(Stored items)
───

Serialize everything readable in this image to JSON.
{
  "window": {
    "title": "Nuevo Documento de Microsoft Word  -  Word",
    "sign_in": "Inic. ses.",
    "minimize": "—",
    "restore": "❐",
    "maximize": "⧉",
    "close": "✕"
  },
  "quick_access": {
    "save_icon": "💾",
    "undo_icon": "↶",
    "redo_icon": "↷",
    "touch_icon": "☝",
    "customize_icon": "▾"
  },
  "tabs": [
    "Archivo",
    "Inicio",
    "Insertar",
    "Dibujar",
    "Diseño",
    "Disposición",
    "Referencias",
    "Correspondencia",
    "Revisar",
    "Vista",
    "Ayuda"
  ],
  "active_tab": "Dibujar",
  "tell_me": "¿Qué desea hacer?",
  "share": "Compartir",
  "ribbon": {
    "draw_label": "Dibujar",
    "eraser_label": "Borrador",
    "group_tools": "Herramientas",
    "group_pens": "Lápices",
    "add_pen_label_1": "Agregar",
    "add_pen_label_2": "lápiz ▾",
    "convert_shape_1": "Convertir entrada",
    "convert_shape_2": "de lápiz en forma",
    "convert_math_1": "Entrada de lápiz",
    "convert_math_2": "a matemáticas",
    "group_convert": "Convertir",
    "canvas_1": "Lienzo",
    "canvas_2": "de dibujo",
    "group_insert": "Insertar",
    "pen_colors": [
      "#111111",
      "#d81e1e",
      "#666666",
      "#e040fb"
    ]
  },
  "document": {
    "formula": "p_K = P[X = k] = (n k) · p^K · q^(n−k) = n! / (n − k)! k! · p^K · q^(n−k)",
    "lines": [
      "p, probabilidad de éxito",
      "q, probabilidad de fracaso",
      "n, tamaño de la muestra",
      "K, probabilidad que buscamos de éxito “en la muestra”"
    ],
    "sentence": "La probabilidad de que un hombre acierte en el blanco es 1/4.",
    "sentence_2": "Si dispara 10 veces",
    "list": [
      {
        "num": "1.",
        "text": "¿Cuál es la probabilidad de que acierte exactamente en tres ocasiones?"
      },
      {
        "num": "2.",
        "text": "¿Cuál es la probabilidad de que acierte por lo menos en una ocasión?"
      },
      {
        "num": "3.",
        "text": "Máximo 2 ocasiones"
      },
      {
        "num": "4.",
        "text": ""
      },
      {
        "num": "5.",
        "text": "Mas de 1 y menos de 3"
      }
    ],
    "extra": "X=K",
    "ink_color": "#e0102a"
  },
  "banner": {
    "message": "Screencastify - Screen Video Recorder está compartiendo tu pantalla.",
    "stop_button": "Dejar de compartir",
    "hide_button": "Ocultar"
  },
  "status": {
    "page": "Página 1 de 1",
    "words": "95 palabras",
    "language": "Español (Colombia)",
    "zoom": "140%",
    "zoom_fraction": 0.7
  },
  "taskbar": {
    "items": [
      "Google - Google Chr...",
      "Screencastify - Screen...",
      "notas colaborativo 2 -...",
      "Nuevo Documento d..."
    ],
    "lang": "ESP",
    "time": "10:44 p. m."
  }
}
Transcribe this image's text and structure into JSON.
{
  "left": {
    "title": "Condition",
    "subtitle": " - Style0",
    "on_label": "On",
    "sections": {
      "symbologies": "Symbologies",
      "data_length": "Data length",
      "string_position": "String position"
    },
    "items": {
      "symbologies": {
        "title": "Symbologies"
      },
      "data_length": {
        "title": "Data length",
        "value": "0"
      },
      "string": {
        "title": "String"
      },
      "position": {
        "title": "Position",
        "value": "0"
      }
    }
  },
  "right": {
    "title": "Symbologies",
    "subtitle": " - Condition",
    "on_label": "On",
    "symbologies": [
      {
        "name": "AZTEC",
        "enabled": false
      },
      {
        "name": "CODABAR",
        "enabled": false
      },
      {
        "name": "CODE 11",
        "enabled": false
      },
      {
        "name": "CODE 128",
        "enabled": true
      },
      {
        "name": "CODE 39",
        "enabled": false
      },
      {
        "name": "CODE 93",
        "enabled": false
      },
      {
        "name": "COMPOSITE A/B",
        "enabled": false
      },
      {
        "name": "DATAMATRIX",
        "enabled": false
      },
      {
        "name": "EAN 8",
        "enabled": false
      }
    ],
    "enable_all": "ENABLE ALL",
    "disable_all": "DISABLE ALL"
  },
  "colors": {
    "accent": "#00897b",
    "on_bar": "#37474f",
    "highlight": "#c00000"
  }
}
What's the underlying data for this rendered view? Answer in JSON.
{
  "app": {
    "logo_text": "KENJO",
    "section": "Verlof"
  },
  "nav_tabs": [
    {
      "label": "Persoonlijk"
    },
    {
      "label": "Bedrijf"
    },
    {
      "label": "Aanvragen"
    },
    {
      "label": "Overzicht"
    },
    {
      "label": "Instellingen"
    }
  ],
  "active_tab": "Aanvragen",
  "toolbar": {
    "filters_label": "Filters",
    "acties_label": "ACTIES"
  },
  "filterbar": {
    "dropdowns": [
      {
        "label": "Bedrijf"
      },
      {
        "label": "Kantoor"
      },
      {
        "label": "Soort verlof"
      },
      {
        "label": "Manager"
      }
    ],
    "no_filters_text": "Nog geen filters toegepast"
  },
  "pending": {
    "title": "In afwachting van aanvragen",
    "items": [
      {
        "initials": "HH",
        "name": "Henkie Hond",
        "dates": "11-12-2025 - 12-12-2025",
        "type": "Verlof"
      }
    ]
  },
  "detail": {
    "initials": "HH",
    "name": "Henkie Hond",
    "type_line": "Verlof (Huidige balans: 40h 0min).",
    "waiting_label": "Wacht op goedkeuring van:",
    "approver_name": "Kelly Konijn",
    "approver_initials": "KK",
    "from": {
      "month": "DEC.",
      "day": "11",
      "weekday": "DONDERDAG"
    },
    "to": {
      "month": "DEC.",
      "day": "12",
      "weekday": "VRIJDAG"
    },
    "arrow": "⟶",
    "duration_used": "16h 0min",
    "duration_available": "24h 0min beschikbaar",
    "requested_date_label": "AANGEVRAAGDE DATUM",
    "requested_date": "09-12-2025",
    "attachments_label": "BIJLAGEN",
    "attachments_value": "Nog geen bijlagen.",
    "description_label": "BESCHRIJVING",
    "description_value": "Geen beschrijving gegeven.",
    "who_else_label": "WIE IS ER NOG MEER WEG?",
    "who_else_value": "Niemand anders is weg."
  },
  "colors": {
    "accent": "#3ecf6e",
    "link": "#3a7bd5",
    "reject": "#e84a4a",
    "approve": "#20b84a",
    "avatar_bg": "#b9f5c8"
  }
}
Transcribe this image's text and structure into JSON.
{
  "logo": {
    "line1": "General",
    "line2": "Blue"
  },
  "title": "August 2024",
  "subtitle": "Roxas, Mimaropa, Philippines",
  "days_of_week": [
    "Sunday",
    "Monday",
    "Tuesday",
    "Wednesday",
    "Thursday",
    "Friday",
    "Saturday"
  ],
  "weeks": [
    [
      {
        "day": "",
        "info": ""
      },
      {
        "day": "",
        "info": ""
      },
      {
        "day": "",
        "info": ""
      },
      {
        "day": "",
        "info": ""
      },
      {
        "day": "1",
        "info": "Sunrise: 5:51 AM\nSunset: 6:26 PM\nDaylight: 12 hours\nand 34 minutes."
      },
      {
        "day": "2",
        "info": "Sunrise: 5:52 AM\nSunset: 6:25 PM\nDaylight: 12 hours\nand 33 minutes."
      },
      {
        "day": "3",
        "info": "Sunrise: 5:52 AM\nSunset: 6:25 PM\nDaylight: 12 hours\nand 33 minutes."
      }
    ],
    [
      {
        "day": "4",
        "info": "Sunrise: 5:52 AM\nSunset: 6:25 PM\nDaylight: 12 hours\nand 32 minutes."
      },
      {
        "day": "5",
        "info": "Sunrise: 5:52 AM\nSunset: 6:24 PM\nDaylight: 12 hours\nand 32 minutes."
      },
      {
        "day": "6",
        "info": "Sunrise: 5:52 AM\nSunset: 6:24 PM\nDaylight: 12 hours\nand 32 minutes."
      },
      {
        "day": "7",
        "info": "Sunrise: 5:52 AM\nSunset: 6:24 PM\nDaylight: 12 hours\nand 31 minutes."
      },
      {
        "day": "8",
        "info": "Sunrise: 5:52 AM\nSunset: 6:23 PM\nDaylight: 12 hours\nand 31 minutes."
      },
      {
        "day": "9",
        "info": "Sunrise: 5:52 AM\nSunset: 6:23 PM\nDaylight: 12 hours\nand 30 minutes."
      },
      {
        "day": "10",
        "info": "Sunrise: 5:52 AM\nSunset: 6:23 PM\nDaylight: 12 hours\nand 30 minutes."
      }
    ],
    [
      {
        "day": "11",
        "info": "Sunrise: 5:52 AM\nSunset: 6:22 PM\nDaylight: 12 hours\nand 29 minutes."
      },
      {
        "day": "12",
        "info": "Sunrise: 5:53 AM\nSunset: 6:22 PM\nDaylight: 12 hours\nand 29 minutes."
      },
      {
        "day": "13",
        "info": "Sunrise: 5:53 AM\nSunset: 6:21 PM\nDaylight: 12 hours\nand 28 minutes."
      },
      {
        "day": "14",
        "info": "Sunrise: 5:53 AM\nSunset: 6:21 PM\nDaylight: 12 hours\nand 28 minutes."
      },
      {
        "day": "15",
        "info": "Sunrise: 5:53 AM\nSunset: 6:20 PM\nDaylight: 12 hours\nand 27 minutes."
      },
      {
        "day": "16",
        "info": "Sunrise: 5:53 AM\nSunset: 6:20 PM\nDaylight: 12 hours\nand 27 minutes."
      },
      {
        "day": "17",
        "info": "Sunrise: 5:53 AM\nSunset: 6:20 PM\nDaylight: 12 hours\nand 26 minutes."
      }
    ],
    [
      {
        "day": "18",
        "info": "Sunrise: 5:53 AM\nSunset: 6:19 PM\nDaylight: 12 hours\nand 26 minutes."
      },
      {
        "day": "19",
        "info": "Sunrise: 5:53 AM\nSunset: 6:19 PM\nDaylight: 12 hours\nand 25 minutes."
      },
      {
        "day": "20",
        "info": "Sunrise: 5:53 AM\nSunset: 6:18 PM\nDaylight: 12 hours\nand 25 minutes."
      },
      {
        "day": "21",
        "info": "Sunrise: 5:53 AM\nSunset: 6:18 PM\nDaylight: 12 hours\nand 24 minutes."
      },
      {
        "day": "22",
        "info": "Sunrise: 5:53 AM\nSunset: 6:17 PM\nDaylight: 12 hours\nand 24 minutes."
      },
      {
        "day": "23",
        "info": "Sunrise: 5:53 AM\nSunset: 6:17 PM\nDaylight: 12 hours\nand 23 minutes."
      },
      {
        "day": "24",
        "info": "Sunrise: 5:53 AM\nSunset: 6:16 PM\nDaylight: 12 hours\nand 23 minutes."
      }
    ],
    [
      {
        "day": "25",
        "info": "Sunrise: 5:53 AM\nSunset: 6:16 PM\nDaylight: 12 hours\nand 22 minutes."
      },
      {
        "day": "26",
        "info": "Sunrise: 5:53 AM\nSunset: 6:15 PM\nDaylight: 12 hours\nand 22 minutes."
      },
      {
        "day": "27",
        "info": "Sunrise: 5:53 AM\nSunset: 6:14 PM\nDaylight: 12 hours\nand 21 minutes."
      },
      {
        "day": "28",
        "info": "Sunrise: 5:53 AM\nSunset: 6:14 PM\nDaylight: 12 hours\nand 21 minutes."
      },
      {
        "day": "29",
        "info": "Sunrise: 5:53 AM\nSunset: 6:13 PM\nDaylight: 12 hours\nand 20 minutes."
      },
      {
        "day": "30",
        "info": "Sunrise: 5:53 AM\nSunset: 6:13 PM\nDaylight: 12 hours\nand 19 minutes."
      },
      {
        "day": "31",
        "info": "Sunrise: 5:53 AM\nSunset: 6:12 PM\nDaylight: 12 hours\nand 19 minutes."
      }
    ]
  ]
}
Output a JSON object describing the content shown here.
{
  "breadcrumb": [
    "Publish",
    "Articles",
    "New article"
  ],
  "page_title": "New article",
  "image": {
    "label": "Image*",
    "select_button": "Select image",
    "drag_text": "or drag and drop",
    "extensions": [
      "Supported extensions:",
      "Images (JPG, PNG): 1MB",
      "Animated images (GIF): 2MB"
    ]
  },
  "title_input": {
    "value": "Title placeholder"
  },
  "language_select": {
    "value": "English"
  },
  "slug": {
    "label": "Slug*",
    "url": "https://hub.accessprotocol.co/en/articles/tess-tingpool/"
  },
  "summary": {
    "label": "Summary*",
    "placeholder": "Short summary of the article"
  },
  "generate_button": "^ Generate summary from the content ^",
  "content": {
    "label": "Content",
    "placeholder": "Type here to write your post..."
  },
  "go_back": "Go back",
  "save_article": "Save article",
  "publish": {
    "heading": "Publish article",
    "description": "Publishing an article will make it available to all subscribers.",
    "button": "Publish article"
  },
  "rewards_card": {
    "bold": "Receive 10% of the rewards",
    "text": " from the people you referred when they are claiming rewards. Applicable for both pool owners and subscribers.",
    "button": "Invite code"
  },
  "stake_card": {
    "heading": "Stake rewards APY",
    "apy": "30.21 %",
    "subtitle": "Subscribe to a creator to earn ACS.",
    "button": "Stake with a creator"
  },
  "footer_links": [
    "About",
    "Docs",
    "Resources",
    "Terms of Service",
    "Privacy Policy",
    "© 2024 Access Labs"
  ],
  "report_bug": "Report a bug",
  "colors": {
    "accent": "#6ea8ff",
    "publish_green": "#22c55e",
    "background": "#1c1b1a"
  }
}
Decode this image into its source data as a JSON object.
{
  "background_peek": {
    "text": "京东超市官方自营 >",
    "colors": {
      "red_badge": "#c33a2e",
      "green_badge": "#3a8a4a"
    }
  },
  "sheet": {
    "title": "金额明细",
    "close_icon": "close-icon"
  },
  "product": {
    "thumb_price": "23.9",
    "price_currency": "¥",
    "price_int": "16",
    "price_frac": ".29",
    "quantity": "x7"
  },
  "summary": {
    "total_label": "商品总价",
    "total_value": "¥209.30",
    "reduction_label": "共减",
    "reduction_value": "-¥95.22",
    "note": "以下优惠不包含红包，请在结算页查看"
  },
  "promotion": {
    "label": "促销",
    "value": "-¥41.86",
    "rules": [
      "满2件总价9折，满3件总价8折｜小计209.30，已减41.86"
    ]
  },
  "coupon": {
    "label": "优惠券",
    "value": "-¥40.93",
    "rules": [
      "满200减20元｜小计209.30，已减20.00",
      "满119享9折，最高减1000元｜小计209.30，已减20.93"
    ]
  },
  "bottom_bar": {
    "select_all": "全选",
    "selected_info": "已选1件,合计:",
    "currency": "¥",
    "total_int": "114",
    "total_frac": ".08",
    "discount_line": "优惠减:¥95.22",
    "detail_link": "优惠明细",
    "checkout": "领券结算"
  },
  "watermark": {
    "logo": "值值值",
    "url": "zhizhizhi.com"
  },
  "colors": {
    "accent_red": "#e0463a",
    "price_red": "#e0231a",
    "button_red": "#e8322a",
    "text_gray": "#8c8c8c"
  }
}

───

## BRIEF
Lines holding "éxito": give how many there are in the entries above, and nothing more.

## TASK RESPONSE
2